She had a marvelous garden. As we sat in her living room, her flowers outside were erupting with brilliance. Each day as she grew weaker and the time that she could paint grew shorter, she began to paint with even more fervor. Recently finished works were scattered about her house, capturing the defiance of life even as the shadows grew longer with the coming night.
As my preceptor and I walked toward the door, she handed each of us a packet of cards with her paintings on them. Doctors are not supposed to accept gifts from their patients, and I had never accepted anything before. But in that moment, it felt right. She had an adoring circle of friends and relatives but no children. Her paintings were an important piece of her legacy. With her offering of this gift and our acceptance, we created an unerasable, tangible trace of her in the world that would remain after she was gone.
* * * * *
It's taken me two months to write to my patient's wife.
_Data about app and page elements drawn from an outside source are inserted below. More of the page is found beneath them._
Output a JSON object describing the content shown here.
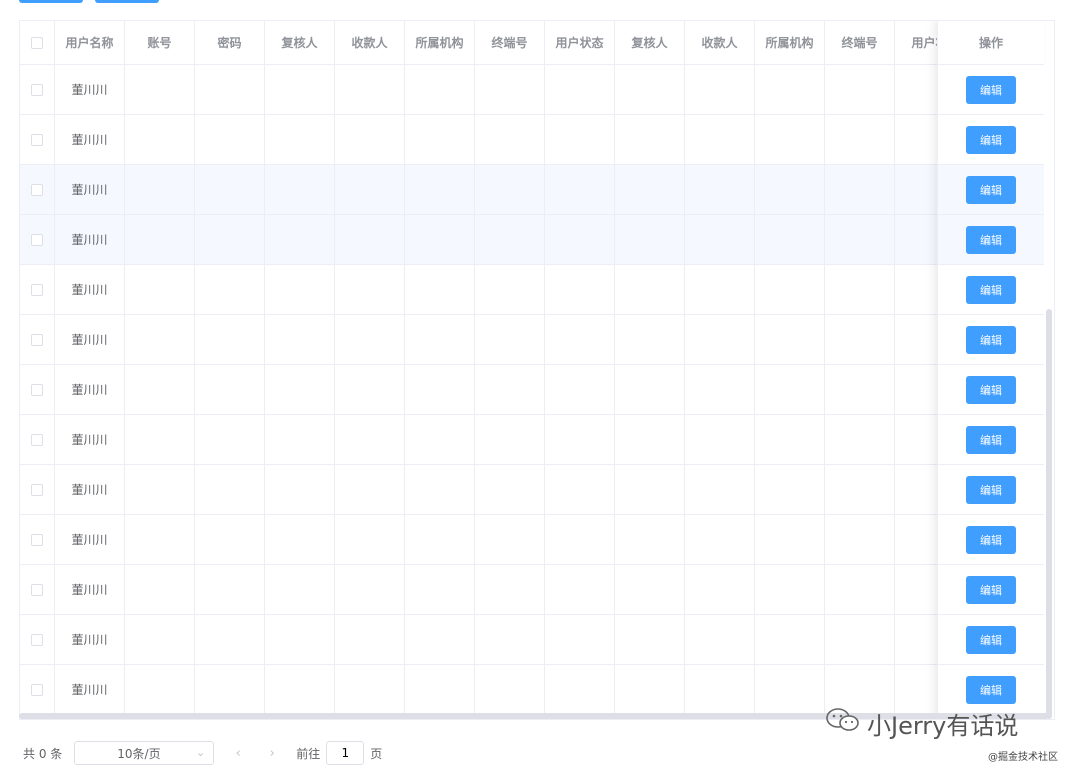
{
  "table": {
    "headers": [
      "用户名称",
      "账号",
      "密码",
      "复核人",
      "收款人",
      "所属机构",
      "终端号",
      "用户状态",
      "复核人",
      "收款人",
      "所属机构",
      "终端号",
      "用户状"
    ],
    "action_header": "操作",
    "rows": [
      {
        "name": "董川川",
        "action": "编辑"
      },
      {
        "name": "董川川",
        "action": "编辑"
      },
      {
        "name": "董川川",
        "action": "编辑"
      },
      {
        "name": "董川川",
        "action": "编辑"
      },
      {
        "name": "董川川",
        "action": "编辑"
      },
      {
        "name": "董川川",
        "action": "编辑"
      },
      {
        "name": "董川川",
        "action": "编辑"
      },
      {
        "name": "董川川",
        "action": "编辑"
      },
      {
        "name": "董川川",
        "action": "编辑"
      },
      {
        "name": "董川川",
        "action": "编辑"
      },
      {
        "name": "董川川",
        "action": "编辑"
      },
      {
        "name": "董川川",
        "action": "编辑"
      },
      {
        "name": "董川川",
        "action": "编辑"
      }
    ]
  },
  "pagination": {
    "total_label": "共 0 条",
    "page_size": "10条/页",
    "prev_icon": "chevron-left-icon",
    "next_icon": "chevron-right-icon",
    "goto_label": "前往",
    "goto_value": "1",
    "page_suffix": "页"
  },
  "watermark": {
    "text": "小Jerry有话说",
    "icon": "wechat-icon",
    "site": "@掘金技术社区"
  },
  "colors": {
    "primary": "#409eff",
    "border": "#ebeef5",
    "header_text": "#909399",
    "body_text": "#606266",
    "hover_row": "#f5f9ff"
  }
}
I had wanted to write to her many times before today, but when I thought about what had happened, my guts twisted up inside and my breath caught in my throat. He had passed away suddenly, unexpectedly, leaving in the wake of his death, a bewildered wife and his strong daughter, who was now holding everything together. She reminded me of my father's daughter. I think about the these two women now, mother and daughter. They remind me that for those of us who remain, there is only one thing left to do.
T O L I V E.